Many units prominently display the amount of space a unit can adequately heat. Properly researching the capacity of the room you want to heat will help avoid having too little heat in one room. The capacity is typically measured in square feet and correlated directly to the size of the room.

Thermostats

Convenient and practical, thermostats are an essential part of any space heater. Most thermostats allow the user to set their desired temperature, and the device then self regulates, which means user doesn’t have to turn the device on and off again when it’s too warm or too cold. Thermostats also help to save energy because the user won’t have to leave the device running continuously. Many space heater thermostats also come with multiple wattage settings, so the thermostat can work effectively with the increased or decreased power.

Timers

Another feature on most space heaters is a time, which allows automatic shutoff after a set period of time. This can be useful if you want to set the device to shut off while you’re asleep, or run for a certain amount of time while you’re out of the house. Some devices come with remote controls, but in many cases, the remote control only has basic functions. A space heater with an advanced controller that includes timers and other functions usually comes with high-end devices.

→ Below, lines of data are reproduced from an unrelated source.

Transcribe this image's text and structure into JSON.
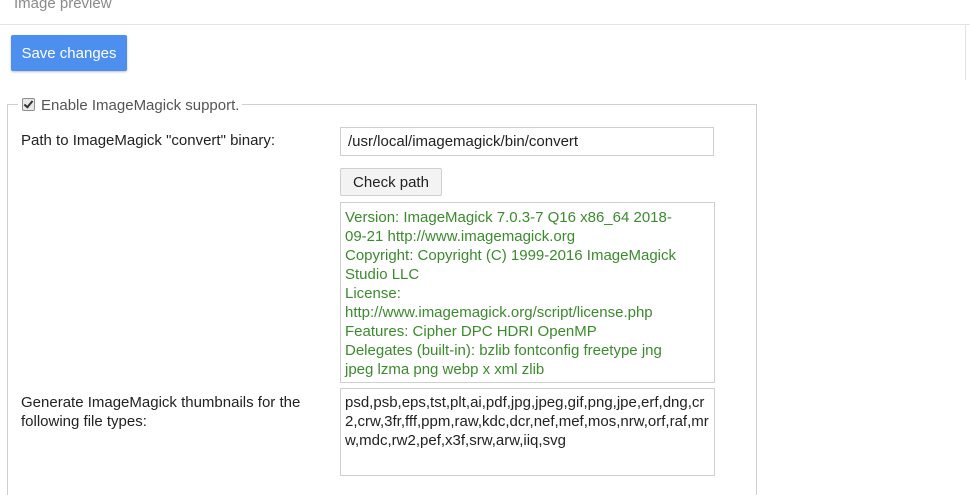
{
  "header": {
    "section_title": "Image preview"
  },
  "toolbar": {
    "save_label": "Save changes"
  },
  "imagemagick": {
    "enable_label": "Enable ImageMagick support.",
    "enabled": true,
    "path_label": "Path to ImageMagick \"convert\" binary:",
    "path_value": "/usr/local/imagemagick/bin/convert",
    "check_path_label": "Check path",
    "version_lines": [
      "Version: ImageMagick 7.0.3-7 Q16 x86_64 2018-",
      "09-21 http://www.imagemagick.org",
      "Copyright: Copyright (C) 1999-2016 ImageMagick",
      "Studio LLC",
      "License:",
      "http://www.imagemagick.org/script/license.php",
      "Features: Cipher DPC HDRI OpenMP",
      "Delegates (built-in): bzlib fontconfig freetype jng",
      "jpeg lzma png webp x xml zlib"
    ],
    "thumbnails_label_line1": "Generate ImageMagick thumbnails for the",
    "thumbnails_label_line2": "following file types:",
    "file_types": "psd,psb,eps,tst,plt,ai,pdf,jpg,jpeg,gif,png,jpe,erf,dng,cr2,crw,3fr,fff,ppm,raw,kdc,dcr,nef,mef,mos,nrw,orf,raf,mrw,mdc,rw2,pef,x3f,srw,arw,iiq,svg"
  },
  "colors": {
    "primary_button": "#4d8fef",
    "version_text": "#3c8a2e"
  }
}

Space Heater Safety

One of the main concerns of anyone who owns and operates an electric heater is keeping the device in good condition and safe for regular use. If the internal vents become blocked or the heating element comes in contact with flammable materials, then there’s a chance that an accident might occur. Improper use might also lead to the device overheating or tipping over. Here are a few simple ways to enjoy the benefits of a space heater while lowering the risk of your device having an accident.

One of the simplest ways to keep your space heater safe is to set it up away from flammable items such as clothing, curtains, and furniture. The optimal range is at least three feet away from something flammable on all sides of the heater. Make sure to keep the device away from flammable liquids such as kerosene, paint, alcohol, and nail polish. Also, keep the device away from aerosol spray cans and matches.

When setting up the space heater, try to keep it on a flat, level surface, and try to keep the heater off of tabletops unless it’s been designed for that purpose. If the heater is placed on an uneven surface or a tabletop, the device is much more likely to fall over and break. If a device is left unattended on an uneven surface there’s a chance that a child or pet will accidentally knock it over and cause an accident.

When possible, plug the heating unit directly into the wall instead of into an extension cord. If the extension cord you’re using isn’t a high enough gauge it can overload the plug and damage the space heater. Don’t use a frayed power cord, and try to avoid plugging into power strips with other appliances. Be aware that if the cord gets warm, there may be a problem with the circuitry, or the device is being overloaded.

Having a heating system is one thing, but using it in a safe way is another! Keep it safe and enjoy the warm temperature in your home.

For more tips for safe use of portable heaters, watch this youtube movie: